“Our research so far has not identified who this could be,” Coghlan said. “Was it just an individual wanting to say, ‘I was here,’ or from a visit by a mine manager or estate owner, or could it have been to indicate the last day this mine was in use?”
The cavers found other words and numbers scratched into the mine’s walls.
“We found other more basic initials and numbers in what we believe were the ‘cribs’ or rest areas, as if someone had been learning and practicing their writing,” Coghlan said.
Now, you can tour the mine(opens in new tab) from the comfort of your home. To make the historic discovery more accessible to the public, the Derbyshire Caving Club and the National Trust teamed up with Christians Survey and Inspection Solutions, a company that uses technology to build virtual, 3D models of buildings and underground spaces.
In the Alderley Edge mine, the team used laser scanners, which shoot lasers around the environment. Those laser beams bounce back into the scanner, which calculates the distance each laser beam traveled. Doing that hundreds of times around a space produces a virtual 3D picture. The team also used remotely operated vehicles for the underwater portions of the mine, as well as other 3D imaging techniques.

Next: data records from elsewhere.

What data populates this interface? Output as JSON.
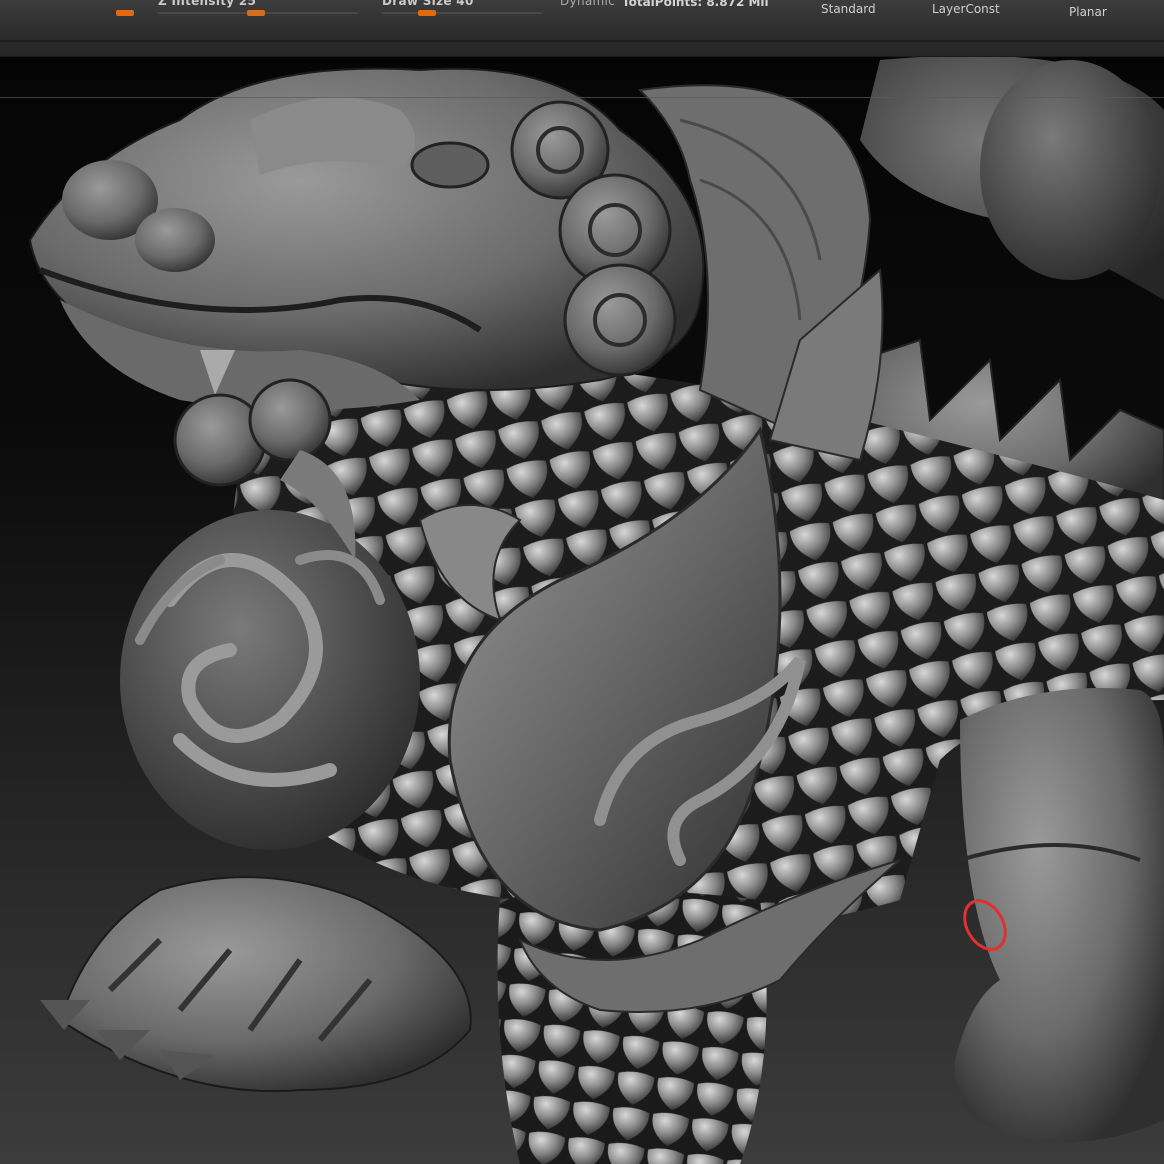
{
  "toolbar": {
    "z_intensity_label": "Z Intensity 25",
    "draw_size_label": "Draw Size 40",
    "dynamic_label": "Dynamic",
    "total_points": "TotalPoints: 8.872 Mil",
    "brushes": [
      {
        "label": "Standard"
      },
      {
        "label": "LayerConst"
      },
      {
        "label": "Planar"
      }
    ]
  },
  "viewport": {
    "subject": "sculpted-guardian-lion-model",
    "brush_cursor_color": "#e03030"
  },
  "colors": {
    "accent": "#e06a10",
    "background": "#0b0b0b",
    "clay": "#7a7a7a"
  }
}
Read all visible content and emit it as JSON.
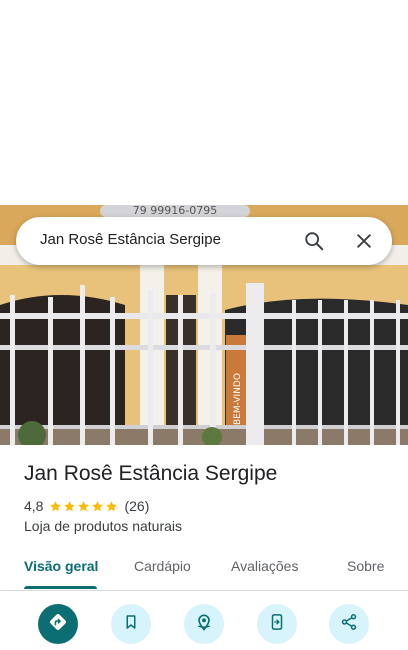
{
  "search": {
    "query": "Jan Rosê Estância Sergipe"
  },
  "place": {
    "name": "Jan Rosê Estância Sergipe",
    "rating": "4,8",
    "stars": 5,
    "review_count": "(26)",
    "category": "Loja de produtos naturais"
  },
  "tabs": [
    {
      "label": "Visão geral",
      "active": true
    },
    {
      "label": "Cardápio"
    },
    {
      "label": "Avaliações"
    },
    {
      "label": "Sobre"
    }
  ],
  "actions": [
    {
      "icon": "directions-icon",
      "primary": true
    },
    {
      "icon": "bookmark-icon"
    },
    {
      "icon": "nearby-icon"
    },
    {
      "icon": "send-to-phone-icon"
    },
    {
      "icon": "share-icon"
    }
  ],
  "photo": {
    "sign_text": "BEM-VINDO",
    "phone_text": "79 99916-0795"
  },
  "colors": {
    "accent": "#0b6e73",
    "star": "#fbbc04",
    "action_bg": "#d7f3fb"
  }
}
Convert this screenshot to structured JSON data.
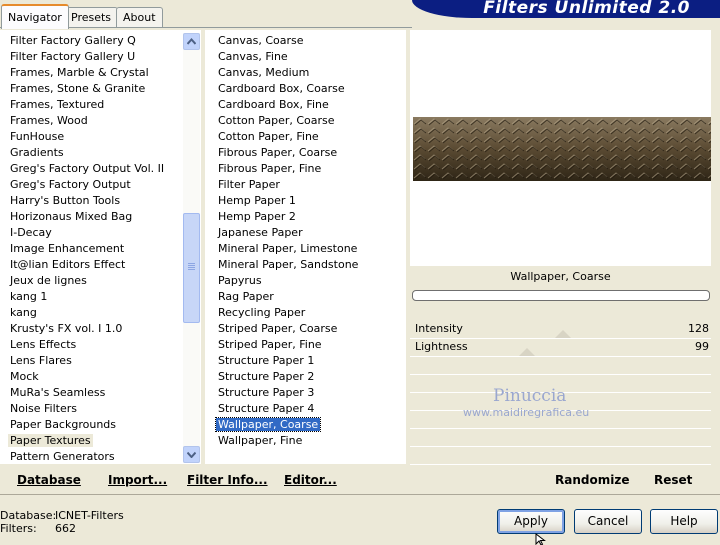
{
  "tabs": [
    "Navigator",
    "Presets",
    "About"
  ],
  "title": "Filters Unlimited 2.0",
  "categories": [
    "Filter Factory Gallery Q",
    "Filter Factory Gallery U",
    "Frames, Marble & Crystal",
    "Frames, Stone & Granite",
    "Frames, Textured",
    "Frames, Wood",
    "FunHouse",
    "Gradients",
    "Greg's Factory Output Vol. II",
    "Greg's Factory Output",
    "Harry's Button Tools",
    "Horizonaus Mixed Bag",
    "I-Decay",
    "Image Enhancement",
    "It@lian Editors Effect",
    "Jeux de lignes",
    "kang 1",
    "kang",
    "Krusty's FX vol. I 1.0",
    "Lens Effects",
    "Lens Flares",
    "Mock",
    "MuRa's Seamless",
    "Noise Filters",
    "Paper Backgrounds",
    "Paper Textures",
    "Pattern Generators"
  ],
  "filters": [
    "Canvas, Coarse",
    "Canvas, Fine",
    "Canvas, Medium",
    "Cardboard Box, Coarse",
    "Cardboard Box, Fine",
    "Cotton Paper, Coarse",
    "Cotton Paper, Fine",
    "Fibrous Paper, Coarse",
    "Fibrous Paper, Fine",
    "Filter Paper",
    "Hemp Paper 1",
    "Hemp Paper 2",
    "Japanese Paper",
    "Mineral Paper, Limestone",
    "Mineral Paper, Sandstone",
    "Papyrus",
    "Rag Paper",
    "Recycling Paper",
    "Striped Paper, Coarse",
    "Striped Paper, Fine",
    "Structure Paper 1",
    "Structure Paper 2",
    "Structure Paper 3",
    "Structure Paper 4",
    "Wallpaper, Coarse",
    "Wallpaper, Fine"
  ],
  "selected_category": "Paper Textures",
  "selected_filter": "Wallpaper, Coarse",
  "links": {
    "database": "Database",
    "import": "Import...",
    "filter_info": "Filter Info...",
    "editor": "Editor..."
  },
  "preview_filter_name": "Wallpaper, Coarse",
  "controls": [
    {
      "label": "Intensity",
      "value": "128",
      "level": 0.5
    },
    {
      "label": "Lightness",
      "value": "99",
      "level": 0.39
    }
  ],
  "watermark": {
    "name": "Pinuccia",
    "url": "www.maidiregrafica.eu"
  },
  "right_links": {
    "randomize": "Randomize",
    "reset": "Reset"
  },
  "info": {
    "database_label": "Database:",
    "database_value": "ICNET-Filters",
    "filters_label": "Filters:",
    "filters_value": "662"
  },
  "buttons": {
    "apply": "Apply",
    "cancel": "Cancel",
    "help": "Help"
  },
  "colors": {
    "accent_blue": "#316ac5",
    "banner_blue": "#0b1e82",
    "tab_orange": "#e68b2c"
  }
}
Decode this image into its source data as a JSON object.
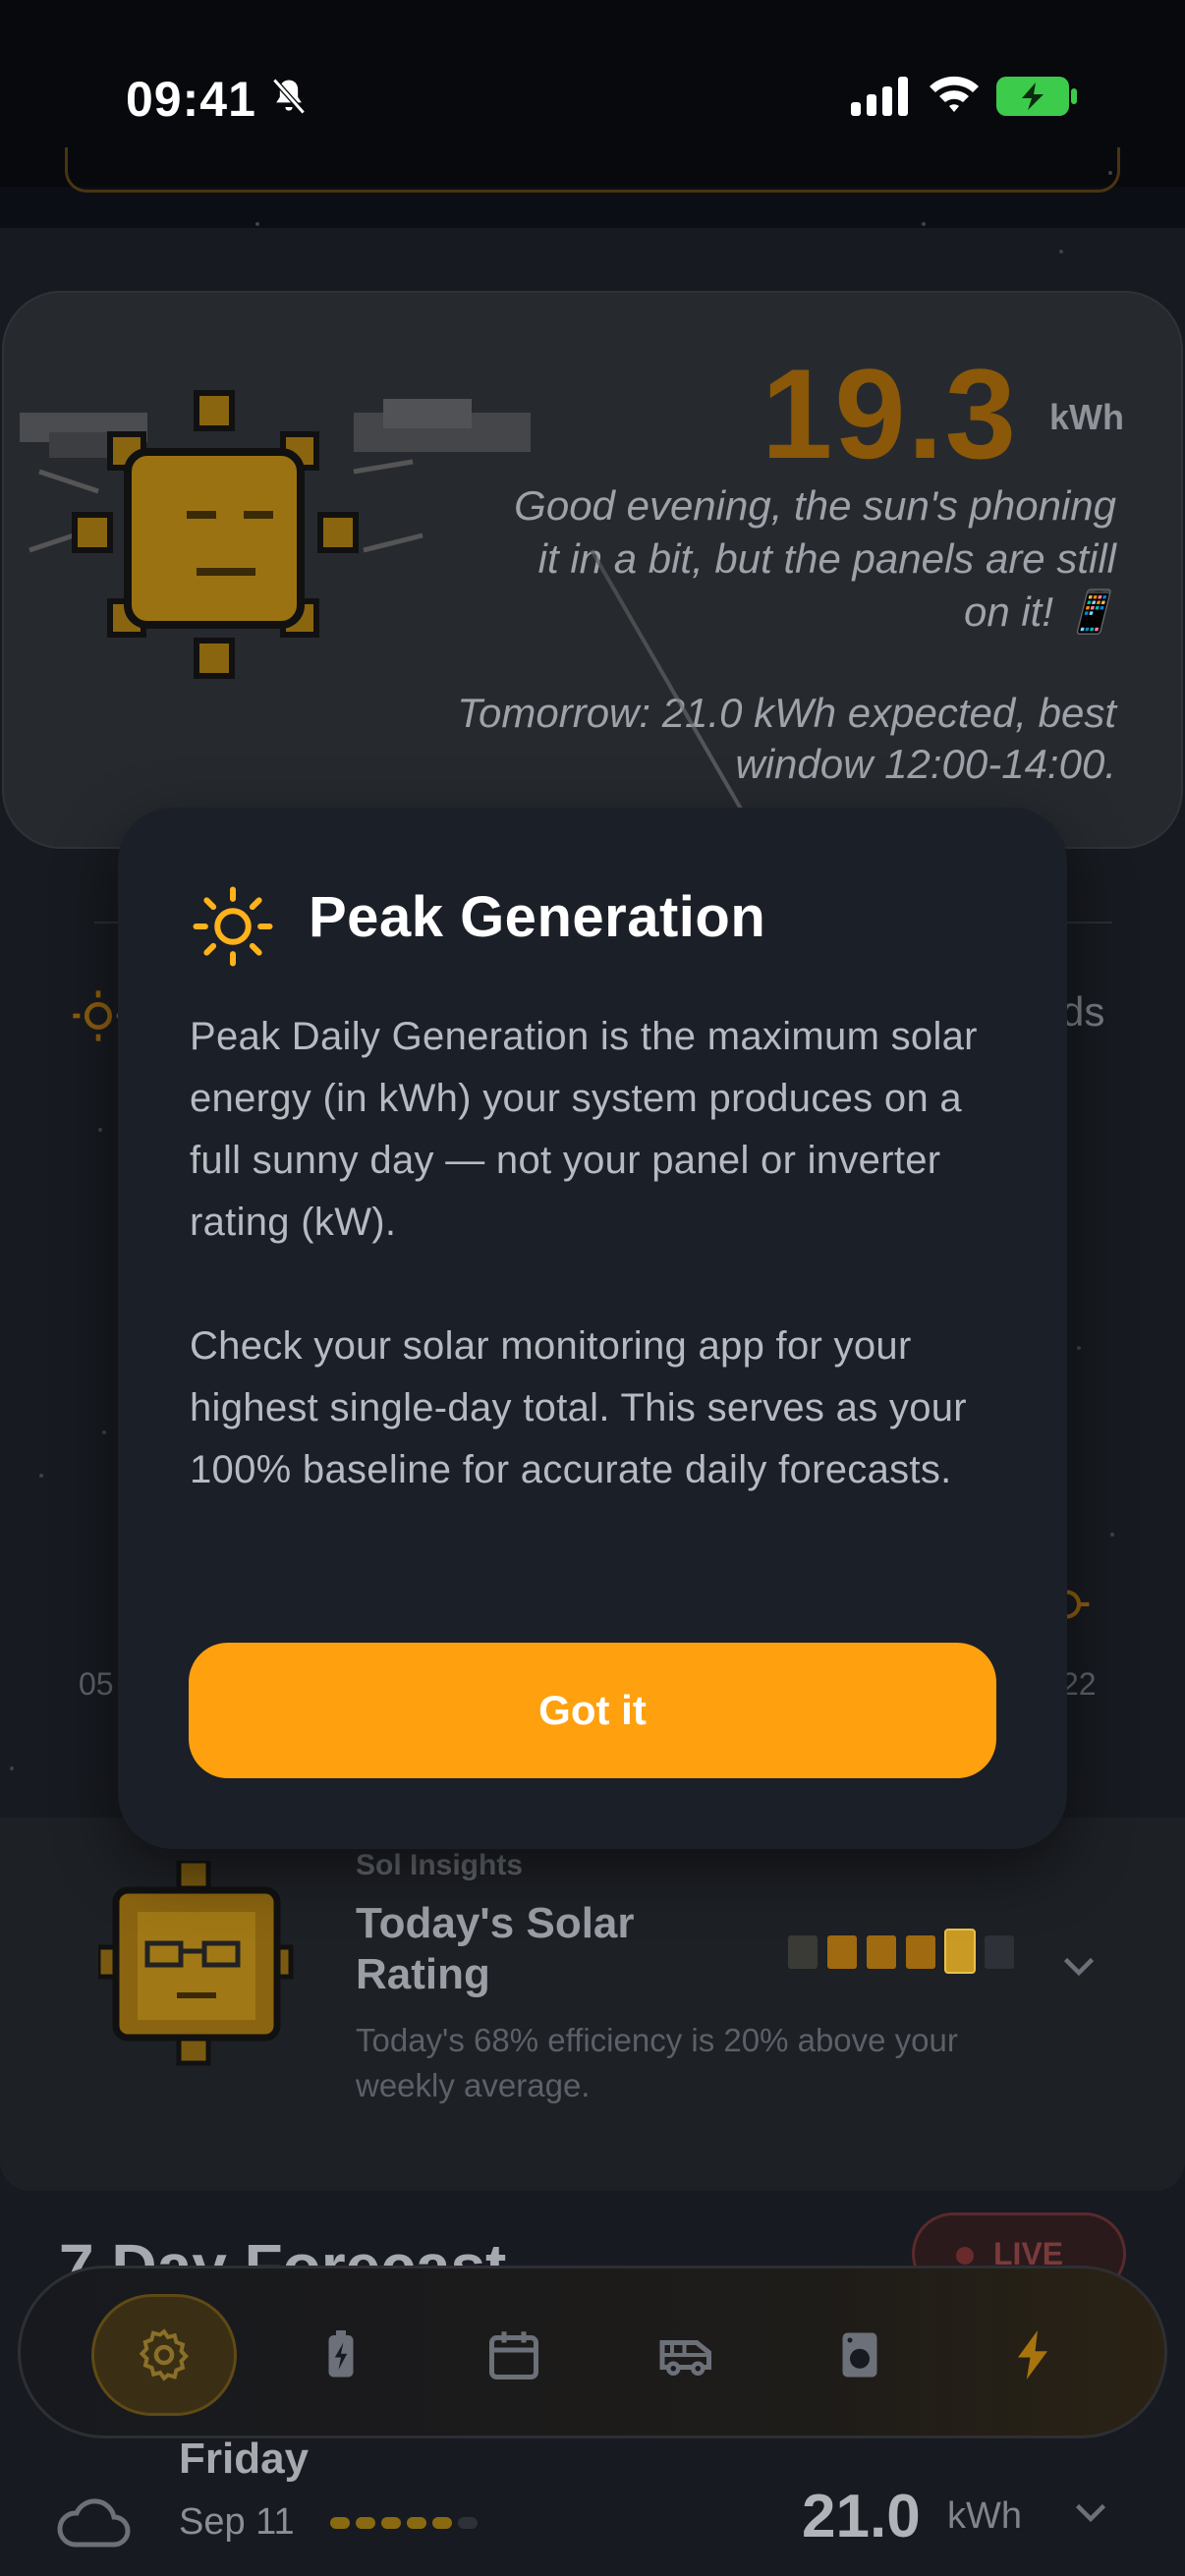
{
  "status_bar": {
    "time": "09:41",
    "icons": [
      "bell-off-icon",
      "cellular-signal-icon",
      "wifi-icon",
      "battery-charging-icon"
    ]
  },
  "hero": {
    "energy_value": "19.3",
    "energy_unit": "kWh",
    "greeting": "Good evening, the sun's phoning it in a bit, but the panels are still on it! 📱",
    "tomorrow": "Tomorrow: 21.0 kWh expected, best window 12:00-14:00."
  },
  "background": {
    "partial_right_text": "ds",
    "axis_left": "05",
    "axis_right": "22"
  },
  "insights": {
    "kicker": "Sol Insights",
    "title": "Today's Solar Rating",
    "description": "Today's 68% efficiency is 20% above your weekly average.",
    "rating_filled": 4,
    "rating_total": 6
  },
  "forecast": {
    "title": "7 Day Forecast",
    "live_label": "LIVE",
    "day": {
      "name": "Friday",
      "date": "Sep 11",
      "value": "21.0",
      "unit": "kWh",
      "icon": "cloud-icon"
    }
  },
  "tabbar": {
    "tabs": [
      "settings-icon",
      "battery-icon",
      "calendar-icon",
      "van-icon",
      "washer-icon",
      "lightning-icon"
    ],
    "active_index": 0
  },
  "modal": {
    "title": "Peak Generation",
    "icon": "sun-icon",
    "paragraph_1": "Peak Daily Generation is the maximum solar energy (in kWh) your system produces on a full sunny day — not your panel or inverter rating (kW).",
    "paragraph_2": "Check your solar monitoring app for your highest single-day total. This serves as your 100% baseline for accurate daily forecasts.",
    "button_label": "Got it"
  },
  "colors": {
    "accent": "#ffa00f",
    "modal_bg": "#1b1f27",
    "page_bg": "#0b0e14"
  }
}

“The objects found in the mine have been photographed and catalogued and left where they were found, to remain in the underground conditions which have preserved them,” Jamie Lund, an archaeologist at National Trust, said in the statement. “It leaves the mine as a time capsule, protecting a place that was once a hive of activity for future generations to explore and enjoy.”
In Alaska’s U.S. House race, Sarah Palin leads June fundraising, fueled by out-of-state donations
James Brooks, Alaska Beacon, July 18, 2022
One month before Alaska’s first ranked-choice election, former Gov. Sarah Palin has reported the largest recent fundraising haul among the three candidates seeking to temporarily succeed Congressman Don Young.
In campaign filings due July 15 to the Federal Elections Commission, Palin’s campaign reported raising $203,533 between May 23 and June 30.
Palin, a Republican, raised more than Democratic candidate Mary Peltola, who reported raising $161,543 during the same period. Fellow Republican candidate Nick Begich III reported raising $82,386 during that period.
For U.S. Senate, Murkowski outraises all other Alaska candidates combined
James Brooks, Alaska Beacon, July 18, 2022
As she seeks re-election to the U.S. Senate, Republican candidate Lisa Murkowski raised more money between April 1 and June 30 than all other candidates in the race, combined.
Murkowski’s re-election campaign reported raising $1.57 million in the latest quarterly reports submitted to the Federal Elections Commission. Her lead challenger, Republican candidate Kelly Tshibaka, reported $586,717 during the same period. Democratic candidate Pat Chesbro declared raising $37,977, and no other candidate reported more than $1,000.